Somehow we've got to find a way to bring this madness to a stop!

The Vanished Past

A person you wish you knew, but who is far too good for you, sent me this picture of children on the playground of The World Famous Thomas M. Balliet Elementary School, along with the following note:
(click photo to enlarge)

My mom found this old photo. I'm pretty sure my brother David had it all these years. It was taken on June 19th, 1964 and is of Mr. Johnson's 6th grade class. As I recall, Mr. Johnson was in Room 12 and preceded Mr. Goodermote. He was much nicer too. At any rate, my brother David was the happy looking kid in the third row, on the the left, who is looking towards your house. My next door neighbor Janice Trombley is the girl in the back row, on the far right. The girl who is 3rd from the right in the back row is Theresa McGuire. The guy in the front row on the far right is Ricky Montagna, who lived at 63 Seymour. I wonder if this photo would embarrass the living crap out of him. I hope so. The girl in the last row with the white skirt looks familiar, but I'm clueless as to who she is. Despite the lack of enthusiasm of most of the subjects, I'm happy that David was thrilled to pieces on that particular day.

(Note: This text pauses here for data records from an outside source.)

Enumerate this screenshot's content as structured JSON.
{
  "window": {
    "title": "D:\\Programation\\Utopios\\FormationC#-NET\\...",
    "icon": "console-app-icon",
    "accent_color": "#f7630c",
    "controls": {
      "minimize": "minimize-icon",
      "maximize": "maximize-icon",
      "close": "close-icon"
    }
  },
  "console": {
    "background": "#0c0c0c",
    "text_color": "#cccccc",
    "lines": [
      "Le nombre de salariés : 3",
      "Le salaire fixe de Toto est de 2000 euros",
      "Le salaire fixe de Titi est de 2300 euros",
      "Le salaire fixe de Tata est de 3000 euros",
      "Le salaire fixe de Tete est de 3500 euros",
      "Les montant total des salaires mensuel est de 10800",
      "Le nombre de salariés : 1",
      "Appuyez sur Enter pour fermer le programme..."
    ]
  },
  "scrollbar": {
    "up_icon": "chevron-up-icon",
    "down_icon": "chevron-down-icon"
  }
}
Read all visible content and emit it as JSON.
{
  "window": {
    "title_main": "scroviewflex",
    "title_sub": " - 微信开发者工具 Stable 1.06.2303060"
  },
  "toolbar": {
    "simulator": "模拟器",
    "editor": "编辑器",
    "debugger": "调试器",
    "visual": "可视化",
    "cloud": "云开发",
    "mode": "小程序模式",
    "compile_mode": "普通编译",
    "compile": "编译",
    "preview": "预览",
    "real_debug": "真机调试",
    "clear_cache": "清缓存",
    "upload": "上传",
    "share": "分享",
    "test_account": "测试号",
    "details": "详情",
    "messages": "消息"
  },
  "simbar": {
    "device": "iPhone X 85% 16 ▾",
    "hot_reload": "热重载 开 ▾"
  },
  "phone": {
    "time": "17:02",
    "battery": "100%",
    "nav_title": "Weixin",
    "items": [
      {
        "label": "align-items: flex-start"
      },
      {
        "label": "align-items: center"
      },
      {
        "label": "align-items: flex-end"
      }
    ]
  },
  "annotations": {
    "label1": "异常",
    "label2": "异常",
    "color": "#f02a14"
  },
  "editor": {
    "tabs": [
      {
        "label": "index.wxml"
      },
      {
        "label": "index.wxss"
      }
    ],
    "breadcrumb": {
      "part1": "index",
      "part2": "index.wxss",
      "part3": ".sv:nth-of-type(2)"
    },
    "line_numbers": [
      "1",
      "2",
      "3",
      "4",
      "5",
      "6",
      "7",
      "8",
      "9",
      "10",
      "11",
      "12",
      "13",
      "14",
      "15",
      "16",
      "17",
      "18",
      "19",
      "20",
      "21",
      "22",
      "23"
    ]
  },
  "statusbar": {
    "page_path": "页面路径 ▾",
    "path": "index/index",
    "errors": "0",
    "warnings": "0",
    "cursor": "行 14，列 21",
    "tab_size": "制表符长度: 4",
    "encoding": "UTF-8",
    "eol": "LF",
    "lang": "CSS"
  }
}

45 years ago.

Imagine that.

Today's Video

Justin Kreutzman, son of Bill the Drummer, is a respected avant-garde filmmaker. Here's a little something he made about Dad and his band.

Thursday, February 19, 2009

My Morning

The wet snow last night left the woodland way I take downtown a stroll of transcendant beauty.

Still, I can't wait for spring to come so it will be safe to step off the path and take a walk by the old creek.

This overpass along the woodland way has words of wisdom scrawled in green day-glo.

When I reached State Street I noticed for the first time that this house has a painting hanging on the porch.

However, it was obvious that the painting was not of the house it was hanging on.

What was it a picture of? Ah ha! Looking across the street I saw that the painting was of the view from the porch itself.

Of all the beautiful houses on State street that plain house struck me as an odd artistic choice, but what the muse commands the artist must obey.

Finally I arrived at the Northampton homeless shelter, where me and my friend Injun Jeff cooked pancakes for the street people.

Blueberry pancakes no less, so nice and fluffy white they were the finest in Hamp, or so we said.